When an value that is not of the bool type appears as the result in an if statement condition, it is implicitly cast to a bool value, which simply interprets any non-zero value as true and 0 as false. The rules for casting is pretty simple.

  • int drops the decimal portion of a double, takes the ascii value of a char, or makes true into 1 and false into 0.
  • double just takes the int as is and does everything else like an int.
  • char uses the ascii table to get a character from a value. look it up.
  • and bool just makes any non-zero value into true and any 0 into false.

There’s actually several different ways of manually casting one value to another, but for now the way that we will be using is new_type(value), where new_type is the type you are casting to and value is the thing you are casting.

Bash & G++

Now once you click run, you’ll notice that this program is always returning 1, and it doesn’t actually allow you to interact at all! How rude! Well, this is because the arguments passed to main come from when the program was invoked in the shell! The run button automajically does this for you, but you can do it too! :)

1.

First you have to open your shell.

A shell is an interface between you and your computer. The current shell we are using is “bash”.

To do this in a C++ repl on replit, simply click on the little (?) icon in the bottom left. A little prompt box will pop up with a big list of stuff and a place to search. Click there and type "shell". An option should pop up called “open shell”. Click on it. A second terminal should open on your screen with a prompt like this:

[email protected]$ 

2.

Now that you have a shell, you can run your program! To do this, type

g++ -o main main.cpp
./main

This is basically exactly what your run button is doing. let’s break this down.

g++

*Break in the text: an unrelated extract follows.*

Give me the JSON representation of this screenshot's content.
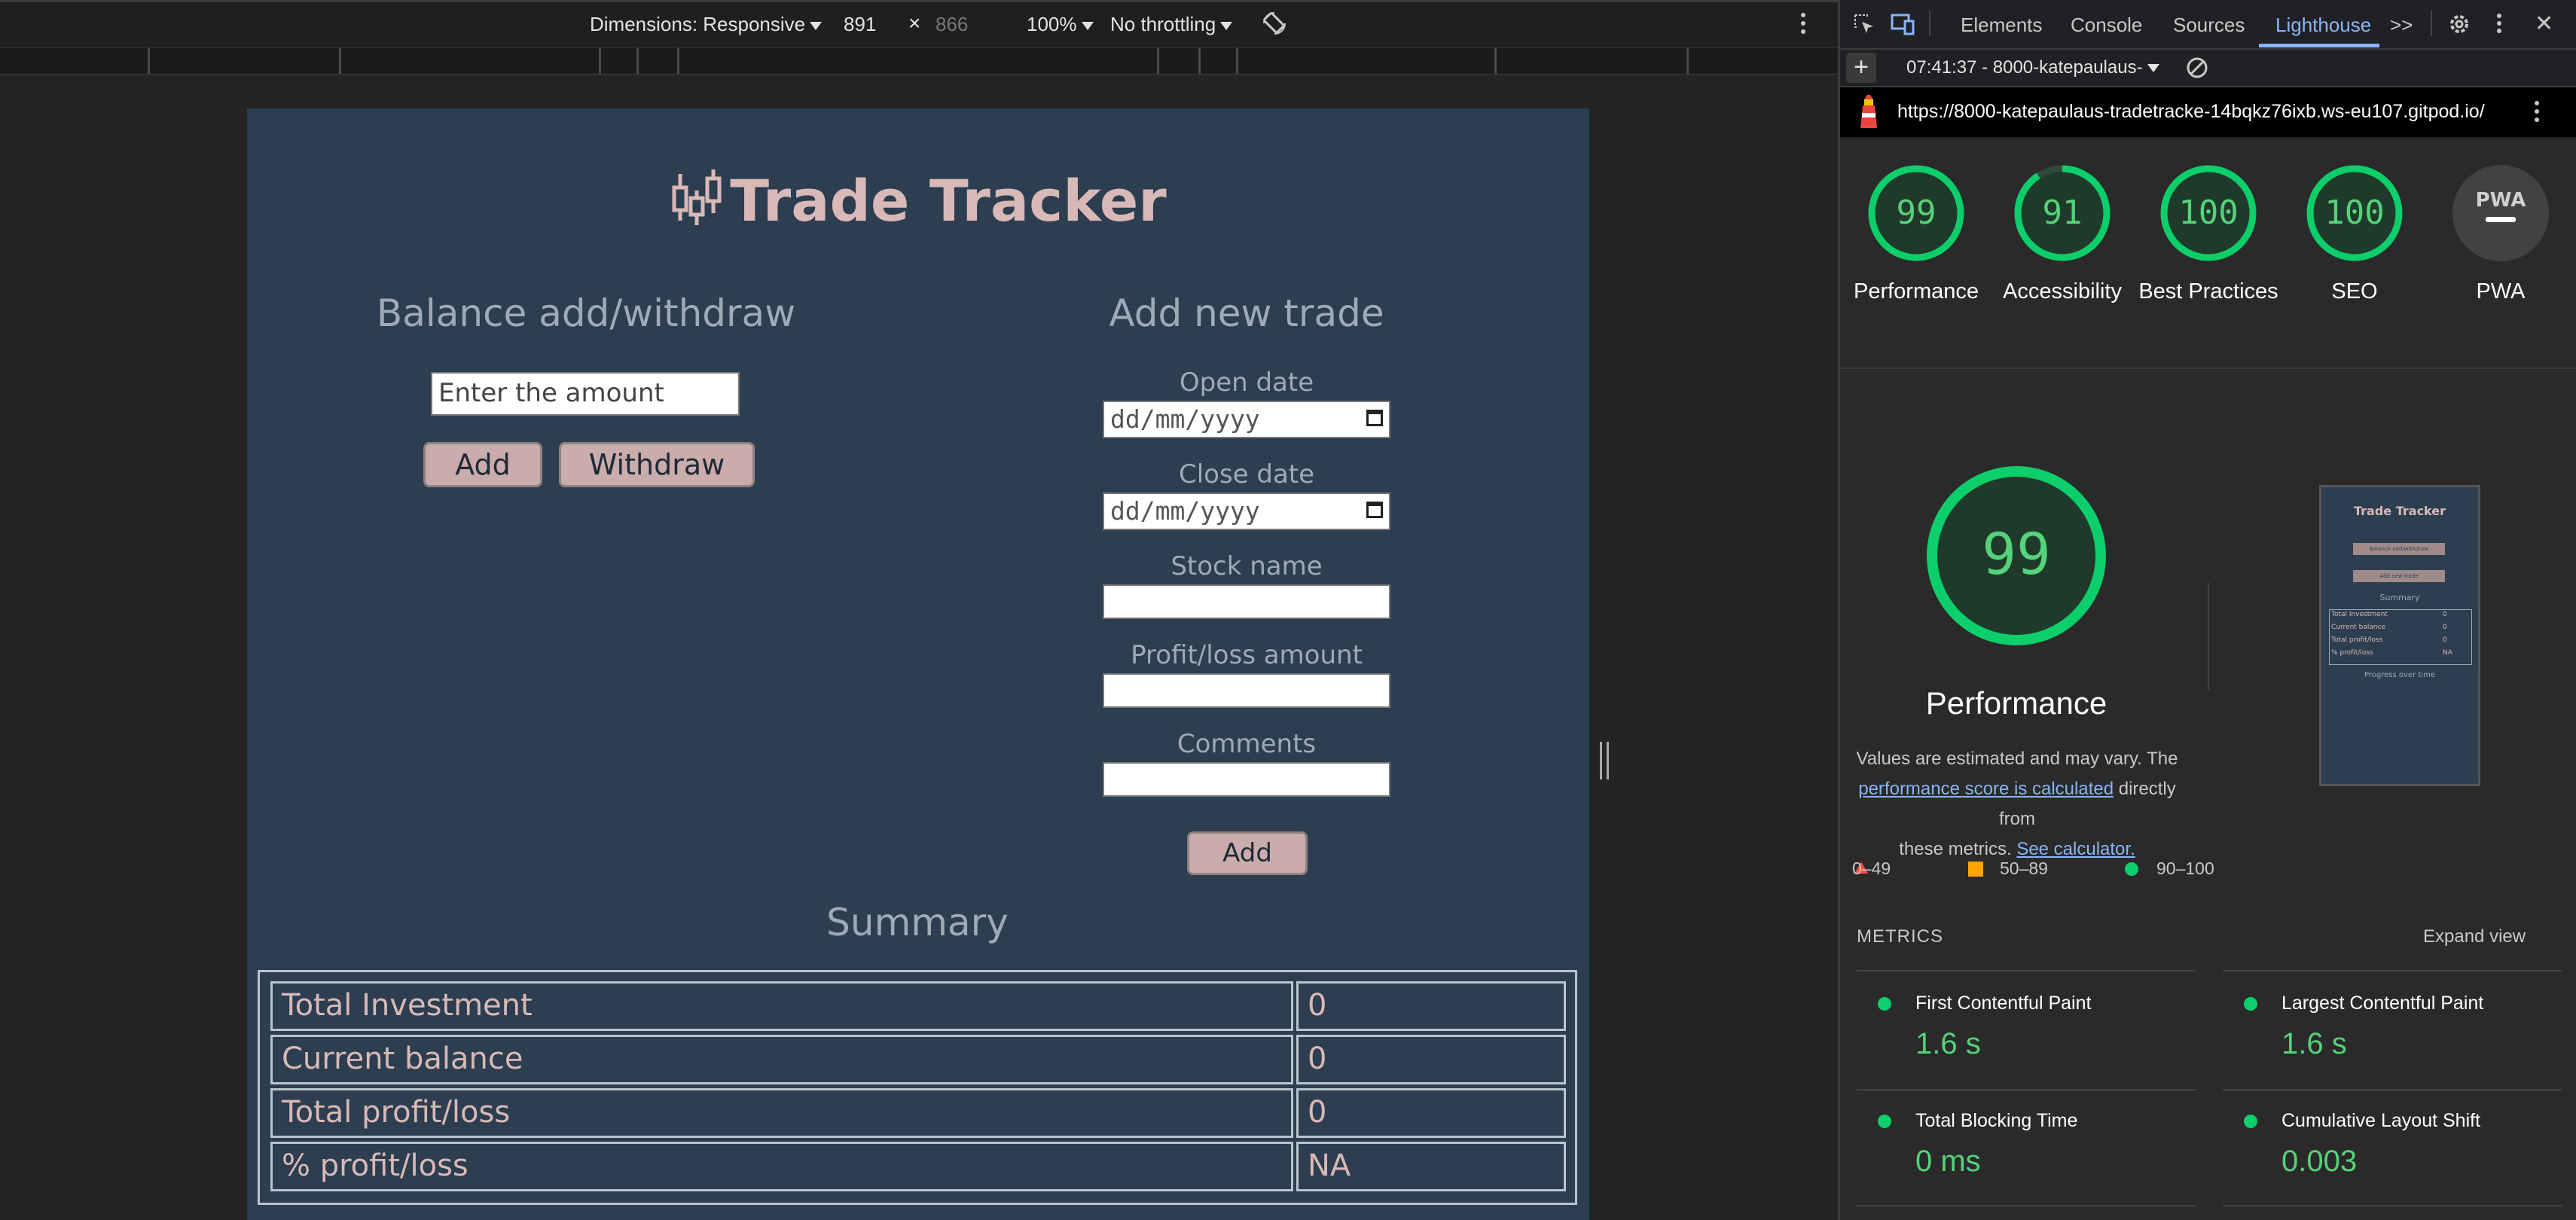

g++ is an executable. An executable is a type of file that can be run in some way. This particular executable is actually called a compiler.
A compiler generates an executable from a given piece of code. You can think of it as a translator between you and your machine. The C++ programs that we’ve been writing above are not actually executables, but text files that the compiler must translate into an executable.

-o main

-o main is a command line option. A command line option is like when you pass variables to a function, so you can envision this as program(option);. This particular option specifies the file name of the produced executable.

main.cpp

This is yet another option. Some options (like this one) don't need a flag like -o to say what they are for. This is simply telling us which text file to compile.

./main

This is the executable file you created! You're running it. Notice the ./ at the beginning of the name, this is telling the shell where exactly your executable file is. You did not have to specify this for g++ because it was in a default directory for executables. the ./ specifies your current working directory.

What You Came For

Ok! I think we’ve got all that is needed to understand a good chunk of these code segments. Let’s get it! :P

Ok, first off, let’s make our basic, basic, starting point of all C++ programs.

int main(int argc, char **  argv)
{
  // ...
}

Ok, awesome. Now, when I make a program, I like to think very carefully about my inputs and outputs.

So, let’s start with the input. A couple questions that came to mind for me:

  • What input do we receive?
  • When do we receive it?
  • How do we receive it?
    So for the first question, I’d say probably the only input we actually request from the user is

NOT FINISHED!!

You are viewing a single comment. View All
EpicGamer007 (1291)

@Highwayman, great! Looking forward to it!

Just a suggestion, but maybe next time, finish the tutorial before posting it.